Evening settles into a downpour. Deep and grey and heavy. Rain and hail, loud on the thin walls of the
tent. We are in here, dry, protected by
no more than thin canvas. More than
Lightening touches down above tree line across canyon. Our horses are out there with their heads
down, ignoring the massive blasts of thunder that heave onto the walls of the Divide,
rumble and roll around the peaks like water shaken in a glass jar, round and
round it seems while we sit cradled in the center, in the shelter of the tent. Yes, the tent I did not want to bring because
it somehow seemed decadent to have anything more than a tarp to crawl
under. Me, who likes it simple. Sleeping under a tree this month would have
left us wet and cold. We’re here to
work. A good night sleep is not a bad
idea. I conceded. I confess the boys were right again.
So here we are under a canvas roof with a small woodstove
hissing against the seeping sides of the stovepipe, water pouring off outside
walls filling buckets half full with sweet clean cold bounty free from the
generous sky. Allowing me one less trip
to the creek with sloshing buckets in each hand.
I sit by the open tent door and look out at the horses through
the shroud of heavy misty rain. They
remain seemingly unaffected. This has
happened to them before. Seems like
every night for the past few weeks. And
when we lead them into the shelter of trees at night and offer them a simple
handful of treats and a gentle touch, I smell deeply the musk of dampness on
their steaming coats that appear already to be thickening with the first hints
of winter fur.
Thunder begins on the other side of the tent now, the other
side of the Divide. Rain lightens and sky attempts to brighten, a brief flight
of sunlight through a weak spot in thin clouds.
And then the sun will drop down beyond the Pyramid, the high point on
the mountain we know is there but cannot see.
Blind faith. Like knowing we’ll
see the sun and be warmed and dried when morning comes.
Now our vision is limited to the valley and the foothills of
the mountain across from us, a familiar face hidden behind a veil of heavy
clouds, hardly demure, but strong and powerful.
Comforting in her solid feel. There, a mother and baby moose cross
between our horses and the trail that leads up and away into the clouded
shrouded horizon. The little fellow

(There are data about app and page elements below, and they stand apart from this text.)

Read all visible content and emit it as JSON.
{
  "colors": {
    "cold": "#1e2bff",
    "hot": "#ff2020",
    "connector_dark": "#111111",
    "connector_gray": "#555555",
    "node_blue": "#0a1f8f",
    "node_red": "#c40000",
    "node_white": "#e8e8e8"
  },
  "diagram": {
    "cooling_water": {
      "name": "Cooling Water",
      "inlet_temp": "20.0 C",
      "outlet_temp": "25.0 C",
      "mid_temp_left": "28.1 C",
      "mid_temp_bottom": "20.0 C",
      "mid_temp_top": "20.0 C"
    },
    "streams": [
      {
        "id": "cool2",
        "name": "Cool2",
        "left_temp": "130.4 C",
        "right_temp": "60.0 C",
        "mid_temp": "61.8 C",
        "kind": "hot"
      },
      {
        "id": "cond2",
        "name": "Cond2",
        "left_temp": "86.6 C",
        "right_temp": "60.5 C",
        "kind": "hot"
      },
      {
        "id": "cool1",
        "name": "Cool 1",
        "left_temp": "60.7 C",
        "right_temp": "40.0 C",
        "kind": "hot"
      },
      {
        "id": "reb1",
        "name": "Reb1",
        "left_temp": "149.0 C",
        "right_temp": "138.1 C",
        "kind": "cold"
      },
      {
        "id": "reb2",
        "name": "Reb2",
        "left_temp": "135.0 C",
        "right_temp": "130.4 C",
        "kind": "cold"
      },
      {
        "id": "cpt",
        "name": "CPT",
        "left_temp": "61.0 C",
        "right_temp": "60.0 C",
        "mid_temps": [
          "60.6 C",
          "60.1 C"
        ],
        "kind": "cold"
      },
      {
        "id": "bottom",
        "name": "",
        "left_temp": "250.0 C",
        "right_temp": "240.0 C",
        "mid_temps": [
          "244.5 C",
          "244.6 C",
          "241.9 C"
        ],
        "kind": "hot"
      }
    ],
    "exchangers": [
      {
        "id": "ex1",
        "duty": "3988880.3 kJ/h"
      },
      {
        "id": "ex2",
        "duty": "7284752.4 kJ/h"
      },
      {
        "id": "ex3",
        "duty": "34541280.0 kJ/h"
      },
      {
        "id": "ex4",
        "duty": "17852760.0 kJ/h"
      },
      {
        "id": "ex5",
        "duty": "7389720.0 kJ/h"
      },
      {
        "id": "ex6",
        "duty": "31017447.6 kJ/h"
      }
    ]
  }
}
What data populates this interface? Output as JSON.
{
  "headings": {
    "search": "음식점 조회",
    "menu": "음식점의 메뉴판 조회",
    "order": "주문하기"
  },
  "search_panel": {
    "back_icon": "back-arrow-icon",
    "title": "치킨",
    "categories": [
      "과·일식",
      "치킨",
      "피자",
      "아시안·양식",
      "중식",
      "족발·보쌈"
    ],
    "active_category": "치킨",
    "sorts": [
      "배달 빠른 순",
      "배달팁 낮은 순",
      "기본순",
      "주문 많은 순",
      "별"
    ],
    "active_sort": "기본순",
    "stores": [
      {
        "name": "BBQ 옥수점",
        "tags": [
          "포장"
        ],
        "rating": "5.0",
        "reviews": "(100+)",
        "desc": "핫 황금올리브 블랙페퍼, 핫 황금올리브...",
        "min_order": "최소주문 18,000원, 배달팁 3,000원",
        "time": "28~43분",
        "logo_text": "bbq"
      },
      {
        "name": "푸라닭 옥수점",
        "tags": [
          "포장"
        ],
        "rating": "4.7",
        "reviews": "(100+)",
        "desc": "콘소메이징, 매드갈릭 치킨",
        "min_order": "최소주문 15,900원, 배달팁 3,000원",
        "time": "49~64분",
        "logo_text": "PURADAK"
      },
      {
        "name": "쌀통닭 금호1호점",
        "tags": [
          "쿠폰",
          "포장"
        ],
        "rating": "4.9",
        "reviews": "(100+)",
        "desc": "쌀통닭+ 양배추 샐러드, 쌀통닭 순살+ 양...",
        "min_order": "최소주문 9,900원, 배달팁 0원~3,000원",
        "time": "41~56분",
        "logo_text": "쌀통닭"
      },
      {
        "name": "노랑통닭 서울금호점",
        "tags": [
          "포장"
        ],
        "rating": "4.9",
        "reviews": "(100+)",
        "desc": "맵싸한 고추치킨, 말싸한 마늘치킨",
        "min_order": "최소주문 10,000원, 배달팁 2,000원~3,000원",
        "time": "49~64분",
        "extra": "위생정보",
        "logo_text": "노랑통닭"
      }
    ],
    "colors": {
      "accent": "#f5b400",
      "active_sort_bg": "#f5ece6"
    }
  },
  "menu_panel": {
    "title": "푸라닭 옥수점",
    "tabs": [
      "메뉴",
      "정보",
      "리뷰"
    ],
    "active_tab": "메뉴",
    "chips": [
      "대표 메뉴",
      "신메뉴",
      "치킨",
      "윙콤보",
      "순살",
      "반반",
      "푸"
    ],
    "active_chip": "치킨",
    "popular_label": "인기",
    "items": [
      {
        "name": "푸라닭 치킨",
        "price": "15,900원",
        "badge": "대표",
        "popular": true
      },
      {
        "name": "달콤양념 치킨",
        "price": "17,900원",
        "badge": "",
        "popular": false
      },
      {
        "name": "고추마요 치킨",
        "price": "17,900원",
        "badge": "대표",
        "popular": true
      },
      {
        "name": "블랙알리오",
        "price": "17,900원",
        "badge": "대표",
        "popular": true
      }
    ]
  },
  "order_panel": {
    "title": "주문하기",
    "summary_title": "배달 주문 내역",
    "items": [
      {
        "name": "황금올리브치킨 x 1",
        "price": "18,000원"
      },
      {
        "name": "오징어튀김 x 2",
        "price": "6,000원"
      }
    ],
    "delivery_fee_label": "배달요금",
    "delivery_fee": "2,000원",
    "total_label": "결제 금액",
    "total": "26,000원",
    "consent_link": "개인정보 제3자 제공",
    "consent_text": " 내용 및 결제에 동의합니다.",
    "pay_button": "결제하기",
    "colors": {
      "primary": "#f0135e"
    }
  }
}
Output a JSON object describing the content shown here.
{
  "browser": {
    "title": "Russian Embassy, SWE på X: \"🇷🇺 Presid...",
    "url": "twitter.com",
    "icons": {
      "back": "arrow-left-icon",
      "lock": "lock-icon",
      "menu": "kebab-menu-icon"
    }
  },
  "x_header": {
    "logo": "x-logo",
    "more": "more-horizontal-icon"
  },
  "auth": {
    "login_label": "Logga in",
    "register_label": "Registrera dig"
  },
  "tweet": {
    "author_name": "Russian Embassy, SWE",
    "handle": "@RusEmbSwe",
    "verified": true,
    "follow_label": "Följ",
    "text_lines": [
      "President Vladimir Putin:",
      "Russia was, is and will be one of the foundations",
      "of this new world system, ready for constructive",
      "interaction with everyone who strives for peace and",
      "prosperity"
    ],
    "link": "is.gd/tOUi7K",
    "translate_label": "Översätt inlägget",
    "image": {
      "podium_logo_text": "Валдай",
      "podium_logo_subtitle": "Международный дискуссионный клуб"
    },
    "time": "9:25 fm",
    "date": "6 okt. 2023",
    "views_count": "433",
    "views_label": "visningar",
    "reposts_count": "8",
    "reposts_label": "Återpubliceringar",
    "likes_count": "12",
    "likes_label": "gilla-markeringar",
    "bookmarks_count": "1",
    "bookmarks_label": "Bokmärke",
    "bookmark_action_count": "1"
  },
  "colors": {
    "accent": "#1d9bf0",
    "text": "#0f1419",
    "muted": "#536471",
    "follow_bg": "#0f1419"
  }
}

scampering with gangly legs only partially in control, playfully ahead of
mother, who nervously runs to keep up, ahead, protect, do what a good mother
They are unconcerned with our horses who out there now remind
me what a giant step closer to wild they are than me.
Me, safe and warm and sealed off from the elements by
nothing more than a tent. Which too
often, is enough to separate. And I feel
the growing rift when what I want is connection. How we fool ourselves to believe we too are a
part. For only a never lasting moment.